**WORK TO BE COMPLETED:** Give back all the records exactly, keeping every line whole.

Source records
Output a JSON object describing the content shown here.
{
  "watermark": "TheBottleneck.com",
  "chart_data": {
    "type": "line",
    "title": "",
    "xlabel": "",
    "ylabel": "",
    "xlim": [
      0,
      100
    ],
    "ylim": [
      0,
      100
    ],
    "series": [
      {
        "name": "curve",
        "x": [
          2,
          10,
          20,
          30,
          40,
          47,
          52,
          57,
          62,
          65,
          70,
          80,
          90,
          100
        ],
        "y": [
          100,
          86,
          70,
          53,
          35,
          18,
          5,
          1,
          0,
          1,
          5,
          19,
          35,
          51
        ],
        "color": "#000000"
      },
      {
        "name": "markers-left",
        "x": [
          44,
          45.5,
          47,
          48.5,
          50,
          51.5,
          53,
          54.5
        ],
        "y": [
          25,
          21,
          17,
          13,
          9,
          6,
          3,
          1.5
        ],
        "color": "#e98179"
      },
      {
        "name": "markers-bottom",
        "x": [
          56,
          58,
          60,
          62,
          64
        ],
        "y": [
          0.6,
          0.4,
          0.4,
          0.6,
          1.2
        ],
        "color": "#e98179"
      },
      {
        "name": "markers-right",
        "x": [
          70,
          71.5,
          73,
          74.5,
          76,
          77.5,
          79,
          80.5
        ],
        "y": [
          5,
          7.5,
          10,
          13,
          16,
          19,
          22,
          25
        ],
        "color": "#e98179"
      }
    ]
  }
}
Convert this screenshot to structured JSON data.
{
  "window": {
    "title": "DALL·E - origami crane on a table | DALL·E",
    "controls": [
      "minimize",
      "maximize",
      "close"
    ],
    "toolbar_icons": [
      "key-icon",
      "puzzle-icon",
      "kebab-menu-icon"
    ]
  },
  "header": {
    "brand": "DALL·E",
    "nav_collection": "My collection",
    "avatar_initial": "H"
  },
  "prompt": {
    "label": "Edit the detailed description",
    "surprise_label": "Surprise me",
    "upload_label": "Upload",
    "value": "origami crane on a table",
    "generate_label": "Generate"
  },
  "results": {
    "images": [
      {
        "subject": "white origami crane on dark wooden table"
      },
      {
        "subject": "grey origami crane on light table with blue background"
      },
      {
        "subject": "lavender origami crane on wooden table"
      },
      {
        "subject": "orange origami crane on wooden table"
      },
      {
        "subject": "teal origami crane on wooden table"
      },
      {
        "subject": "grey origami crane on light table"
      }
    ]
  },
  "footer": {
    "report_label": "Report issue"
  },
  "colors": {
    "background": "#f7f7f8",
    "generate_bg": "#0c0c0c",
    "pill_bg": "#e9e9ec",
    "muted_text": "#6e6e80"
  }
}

**ANSWER SECTION:**
Output a JSON object describing the content shown here.
{
  "watermark": "TheBottleneck.com",
  "chart_data": {
    "type": "line",
    "title": "",
    "xlabel": "",
    "ylabel": "",
    "xlim": [
      0,
      100
    ],
    "ylim": [
      0,
      100
    ],
    "series": [
      {
        "name": "curve",
        "x": [
          2,
          10,
          20,
          30,
          40,
          47,
          52,
          57,
          62,
          65,
          70,
          80,
          90,
          100
        ],
        "y": [
          100,
          86,
          70,
          53,
          35,
          18,
          5,
          1,
          0,
          1,
          5,
          19,
          35,
          51
        ],
        "color": "#000000"
      },
      {
        "name": "markers-left",
        "x": [
          44,
          45.5,
          47,
          48.5,
          50,
          51.5,
          53,
          54.5
        ],
        "y": [
          25,
          21,
          17,
          13,
          9,
          6,
          3,
          1.5
        ],
        "color": "#e98179"
      },
      {
        "name": "markers-bottom",
        "x": [
          56,
          58,
          60,
          62,
          64
        ],
        "y": [
          0.6,
          0.4,
          0.4,
          0.6,
          1.2
        ],
        "color": "#e98179"
      },
      {
        "name": "markers-right",
        "x": [
          70,
          71.5,
          73,
          74.5,
          76,
          77.5,
          79,
          80.5
        ],
        "y": [
          5,
          7.5,
          10,
          13,
          16,
          19,
          22,
          25
        ],
        "color": "#e98179"
      }
    ]
  }
}
Convert this screenshot to structured JSON data.
{
  "window": {
    "title": "DALL·E - origami crane on a table | DALL·E",
    "controls": [
      "minimize",
      "maximize",
      "close"
    ],
    "toolbar_icons": [
      "key-icon",
      "puzzle-icon",
      "kebab-menu-icon"
    ]
  },
  "header": {
    "brand": "DALL·E",
    "nav_collection": "My collection",
    "avatar_initial": "H"
  },
  "prompt": {
    "label": "Edit the detailed description",
    "surprise_label": "Surprise me",
    "upload_label": "Upload",
    "value": "origami crane on a table",
    "generate_label": "Generate"
  },
  "results": {
    "images": [
      {
        "subject": "white origami crane on dark wooden table"
      },
      {
        "subject": "grey origami crane on light table with blue background"
      },
      {
        "subject": "lavender origami crane on wooden table"
      },
      {
        "subject": "orange origami crane on wooden table"
      },
      {
        "subject": "teal origami crane on wooden table"
      },
      {
        "subject": "grey origami crane on light table"
      }
    ]
  },
  "footer": {
    "report_label": "Report issue"
  },
  "colors": {
    "background": "#f7f7f8",
    "generate_bg": "#0c0c0c",
    "pill_bg": "#e9e9ec",
    "muted_text": "#6e6e80"
  }
}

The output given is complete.